Moreover, Chinese state-owned enterprises (SOEs) have altered their by-laws to highlight the leadership role of the Communist Party, with the Party advising boards in management decisions. As many of the SOEs are listed on the Hong Kong Stock Exchange, these moves raise serious corporate governance questions. Some argue that the companies will ignore shareholders’ interests in favor of aligning with Party policy and interest. These governance changes highlight the more aggressive stance that the Chinese state wants to take in dominating every aspect of the society and economy, while exposing the contradictions in the Chinese leadership’s claim “to let the market forces play a greater role.”
In fact, entrepreneurs feel very insecure about their ownership and control over their businesses and companies. For instance, Alibaba’s Jack Ma once said that if the government wants to take over Alipay (value at $150 billion), he will gift it to the state without complaint. Tech startups are increasingly encouraged to sell shares to government bodies so that government-designated representatives can sit on the board to participate in management and operating decisions.
Doing business in China will remain a challenge as the country continues to be ruled by the party rather than by the rule of law, with the state omnipresent in the board rooms of private companies. The government can have more private sector forums like the one in November chaired by Xi to try to revive the confidence of the private sector. But rhetoric alone is not sufficient; the real challenge is whether the government can promote the rule of law, respect private ownership, and allow space for a free marketplace of ideas to flourish.

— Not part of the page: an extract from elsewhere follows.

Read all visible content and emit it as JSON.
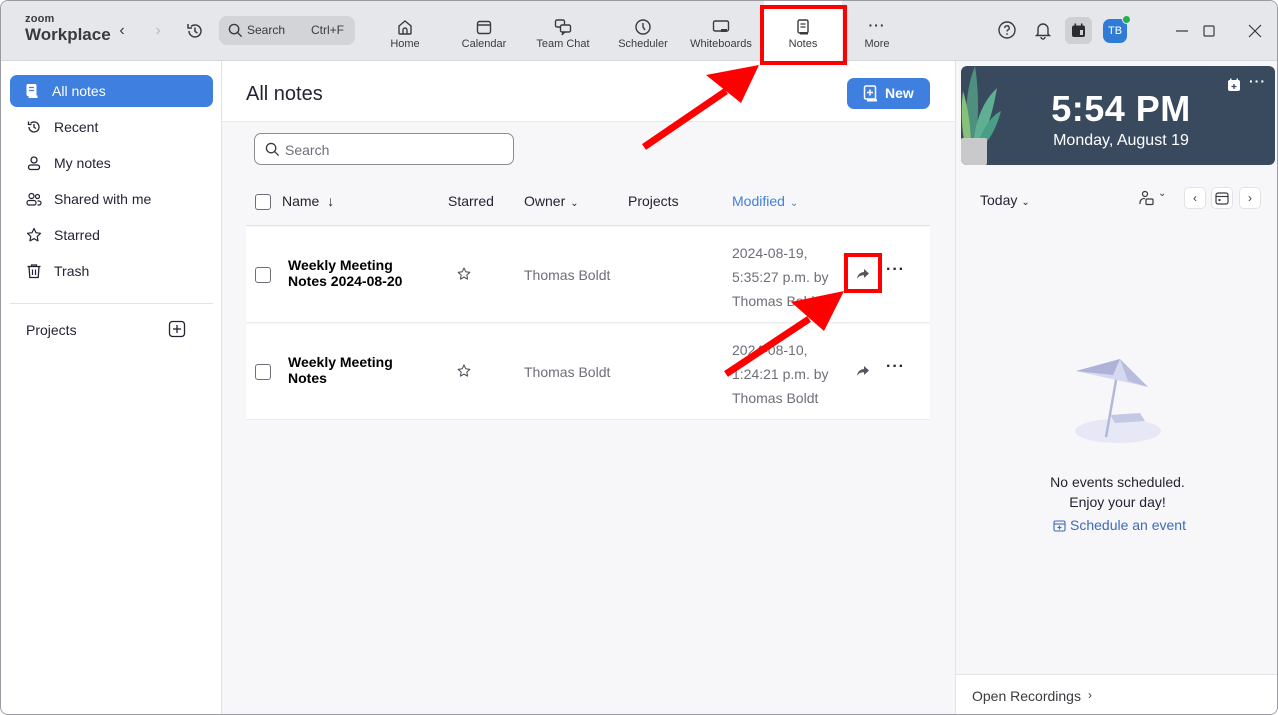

Catherine Tai is the Program Officer for Asia of the Center for International Private Enterprise.